## Input material:
═══

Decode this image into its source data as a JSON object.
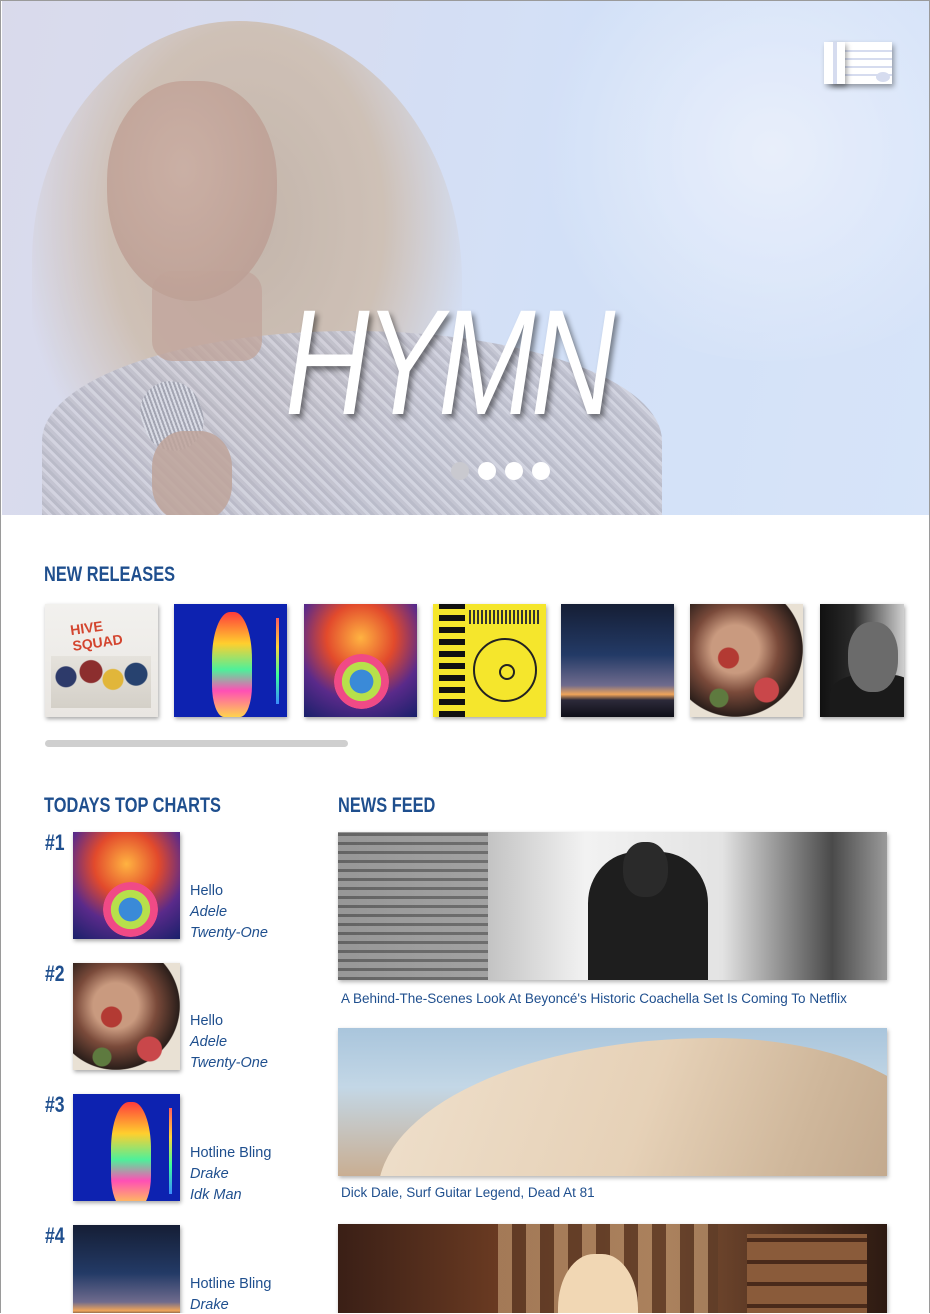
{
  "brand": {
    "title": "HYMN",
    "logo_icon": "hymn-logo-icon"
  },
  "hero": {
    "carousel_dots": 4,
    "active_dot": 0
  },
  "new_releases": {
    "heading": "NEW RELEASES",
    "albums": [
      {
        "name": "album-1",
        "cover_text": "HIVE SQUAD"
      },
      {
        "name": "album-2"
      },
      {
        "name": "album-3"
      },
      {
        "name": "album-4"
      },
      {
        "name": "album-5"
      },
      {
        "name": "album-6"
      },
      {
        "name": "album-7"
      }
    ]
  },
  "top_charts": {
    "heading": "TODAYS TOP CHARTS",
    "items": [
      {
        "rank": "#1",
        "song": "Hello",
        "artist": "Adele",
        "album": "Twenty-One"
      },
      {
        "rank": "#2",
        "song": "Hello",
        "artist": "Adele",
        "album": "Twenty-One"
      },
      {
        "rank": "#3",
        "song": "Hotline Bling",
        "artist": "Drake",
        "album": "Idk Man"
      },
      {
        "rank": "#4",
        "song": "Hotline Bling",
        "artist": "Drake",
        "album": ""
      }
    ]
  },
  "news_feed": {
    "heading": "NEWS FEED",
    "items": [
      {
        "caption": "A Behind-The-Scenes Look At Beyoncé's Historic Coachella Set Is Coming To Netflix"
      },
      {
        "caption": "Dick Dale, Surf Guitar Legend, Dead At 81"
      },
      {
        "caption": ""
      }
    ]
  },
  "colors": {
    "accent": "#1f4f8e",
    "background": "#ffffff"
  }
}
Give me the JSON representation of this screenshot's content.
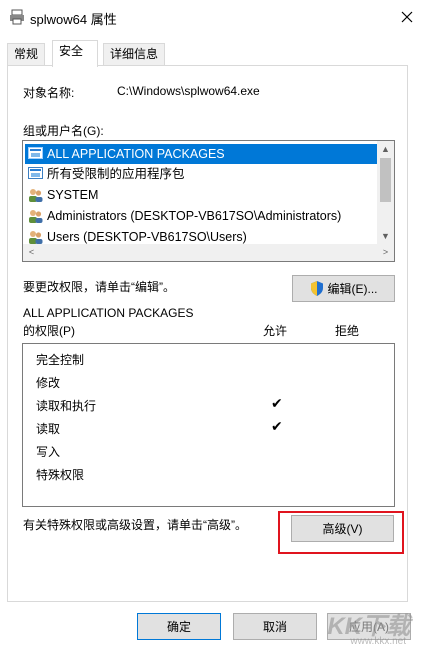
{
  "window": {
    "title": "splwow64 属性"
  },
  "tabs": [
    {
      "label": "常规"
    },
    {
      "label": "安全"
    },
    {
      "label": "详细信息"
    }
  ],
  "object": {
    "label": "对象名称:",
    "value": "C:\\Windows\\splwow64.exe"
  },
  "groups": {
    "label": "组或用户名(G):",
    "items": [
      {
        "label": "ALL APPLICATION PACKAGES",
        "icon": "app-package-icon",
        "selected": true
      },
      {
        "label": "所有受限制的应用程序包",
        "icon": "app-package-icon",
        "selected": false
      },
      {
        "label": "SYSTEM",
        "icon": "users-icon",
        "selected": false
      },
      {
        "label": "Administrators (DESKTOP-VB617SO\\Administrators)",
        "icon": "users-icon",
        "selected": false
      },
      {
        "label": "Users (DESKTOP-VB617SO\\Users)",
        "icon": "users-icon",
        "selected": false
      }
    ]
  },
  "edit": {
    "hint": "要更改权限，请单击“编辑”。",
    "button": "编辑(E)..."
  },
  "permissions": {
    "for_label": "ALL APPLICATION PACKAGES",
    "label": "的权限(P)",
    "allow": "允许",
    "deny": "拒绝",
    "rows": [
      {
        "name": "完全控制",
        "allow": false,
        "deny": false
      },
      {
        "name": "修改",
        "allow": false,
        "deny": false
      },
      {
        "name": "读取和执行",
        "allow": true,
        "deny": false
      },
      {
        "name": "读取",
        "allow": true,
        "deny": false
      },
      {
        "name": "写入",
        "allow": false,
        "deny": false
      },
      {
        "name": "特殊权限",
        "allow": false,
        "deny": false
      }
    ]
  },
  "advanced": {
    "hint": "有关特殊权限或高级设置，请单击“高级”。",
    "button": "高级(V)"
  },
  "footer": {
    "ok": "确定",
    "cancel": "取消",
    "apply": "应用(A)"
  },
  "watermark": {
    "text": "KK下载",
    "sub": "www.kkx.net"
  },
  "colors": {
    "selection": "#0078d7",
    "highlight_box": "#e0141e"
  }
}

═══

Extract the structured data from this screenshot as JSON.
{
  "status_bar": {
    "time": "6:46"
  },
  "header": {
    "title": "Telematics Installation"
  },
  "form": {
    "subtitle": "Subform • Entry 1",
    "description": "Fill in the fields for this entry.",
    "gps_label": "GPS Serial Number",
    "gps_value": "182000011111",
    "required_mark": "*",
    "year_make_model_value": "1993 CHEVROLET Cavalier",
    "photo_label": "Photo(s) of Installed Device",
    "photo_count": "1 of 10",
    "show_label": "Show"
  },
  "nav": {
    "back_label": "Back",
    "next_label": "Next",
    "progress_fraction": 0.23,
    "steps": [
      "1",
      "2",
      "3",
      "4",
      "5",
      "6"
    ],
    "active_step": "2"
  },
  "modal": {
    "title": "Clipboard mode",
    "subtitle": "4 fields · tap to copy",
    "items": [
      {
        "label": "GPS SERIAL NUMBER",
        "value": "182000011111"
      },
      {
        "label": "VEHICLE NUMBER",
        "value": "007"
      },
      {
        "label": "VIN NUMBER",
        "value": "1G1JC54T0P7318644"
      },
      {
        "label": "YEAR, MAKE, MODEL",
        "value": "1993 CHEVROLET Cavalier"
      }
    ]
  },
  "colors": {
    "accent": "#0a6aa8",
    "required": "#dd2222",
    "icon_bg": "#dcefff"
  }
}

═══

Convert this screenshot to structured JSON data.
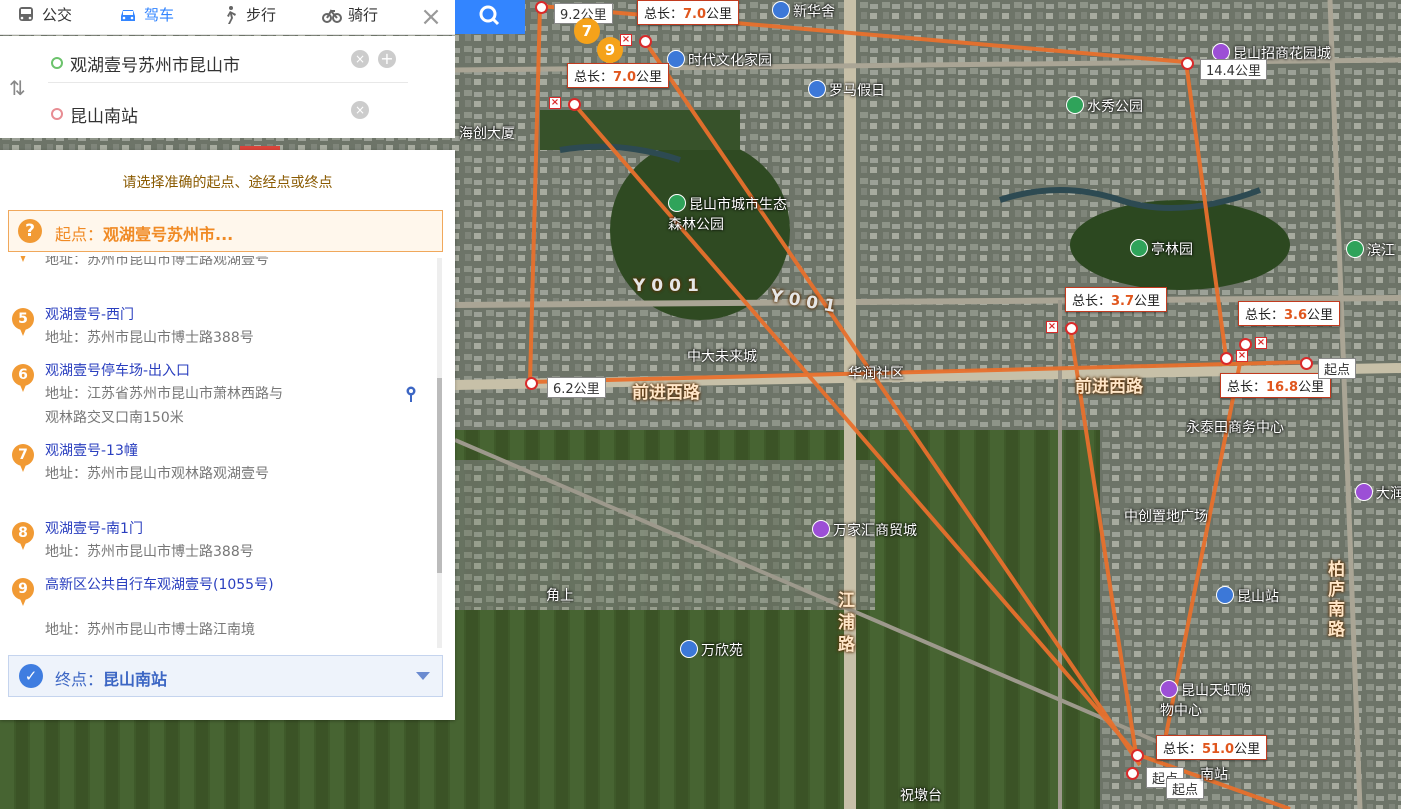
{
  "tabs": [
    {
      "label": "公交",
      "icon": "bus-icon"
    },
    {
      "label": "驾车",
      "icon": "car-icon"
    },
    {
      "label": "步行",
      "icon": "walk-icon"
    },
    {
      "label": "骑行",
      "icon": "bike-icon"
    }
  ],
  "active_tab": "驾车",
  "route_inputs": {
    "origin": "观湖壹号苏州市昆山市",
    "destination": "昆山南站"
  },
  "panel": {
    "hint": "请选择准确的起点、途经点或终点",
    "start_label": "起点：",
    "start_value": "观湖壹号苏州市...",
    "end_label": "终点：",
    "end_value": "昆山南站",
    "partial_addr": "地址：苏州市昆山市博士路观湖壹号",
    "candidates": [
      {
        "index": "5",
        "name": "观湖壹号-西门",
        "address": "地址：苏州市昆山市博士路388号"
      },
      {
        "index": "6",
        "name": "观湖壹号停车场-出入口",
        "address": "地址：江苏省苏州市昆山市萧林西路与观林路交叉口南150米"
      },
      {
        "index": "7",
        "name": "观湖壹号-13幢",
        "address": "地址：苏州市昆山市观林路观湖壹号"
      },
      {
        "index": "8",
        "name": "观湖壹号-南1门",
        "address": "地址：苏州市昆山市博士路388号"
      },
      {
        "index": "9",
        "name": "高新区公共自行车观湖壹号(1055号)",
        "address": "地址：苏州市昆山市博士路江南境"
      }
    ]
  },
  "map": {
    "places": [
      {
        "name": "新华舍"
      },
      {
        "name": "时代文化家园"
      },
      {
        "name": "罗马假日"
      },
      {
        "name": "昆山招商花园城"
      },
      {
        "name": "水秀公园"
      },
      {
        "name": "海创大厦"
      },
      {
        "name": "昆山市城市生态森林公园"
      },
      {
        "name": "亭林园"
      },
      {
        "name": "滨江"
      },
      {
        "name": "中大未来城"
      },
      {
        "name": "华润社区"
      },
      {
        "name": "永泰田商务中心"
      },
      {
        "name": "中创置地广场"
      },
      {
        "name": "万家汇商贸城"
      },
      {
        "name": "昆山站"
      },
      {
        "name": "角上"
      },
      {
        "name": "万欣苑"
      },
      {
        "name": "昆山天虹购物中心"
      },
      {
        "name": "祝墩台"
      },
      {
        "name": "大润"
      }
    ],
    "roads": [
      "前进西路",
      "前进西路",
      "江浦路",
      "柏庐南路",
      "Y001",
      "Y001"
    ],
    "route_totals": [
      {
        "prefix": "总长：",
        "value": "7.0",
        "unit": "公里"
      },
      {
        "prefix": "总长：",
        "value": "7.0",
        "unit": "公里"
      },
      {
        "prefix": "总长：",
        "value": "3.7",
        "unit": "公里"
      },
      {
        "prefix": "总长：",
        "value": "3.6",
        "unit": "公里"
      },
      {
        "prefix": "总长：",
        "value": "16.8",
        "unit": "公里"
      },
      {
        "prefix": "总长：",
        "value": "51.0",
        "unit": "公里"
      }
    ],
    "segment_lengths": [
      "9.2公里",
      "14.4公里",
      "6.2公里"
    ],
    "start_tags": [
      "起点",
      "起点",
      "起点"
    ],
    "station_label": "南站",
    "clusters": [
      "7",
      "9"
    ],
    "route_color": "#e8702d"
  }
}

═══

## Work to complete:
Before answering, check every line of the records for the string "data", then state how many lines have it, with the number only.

## Solved problem:
3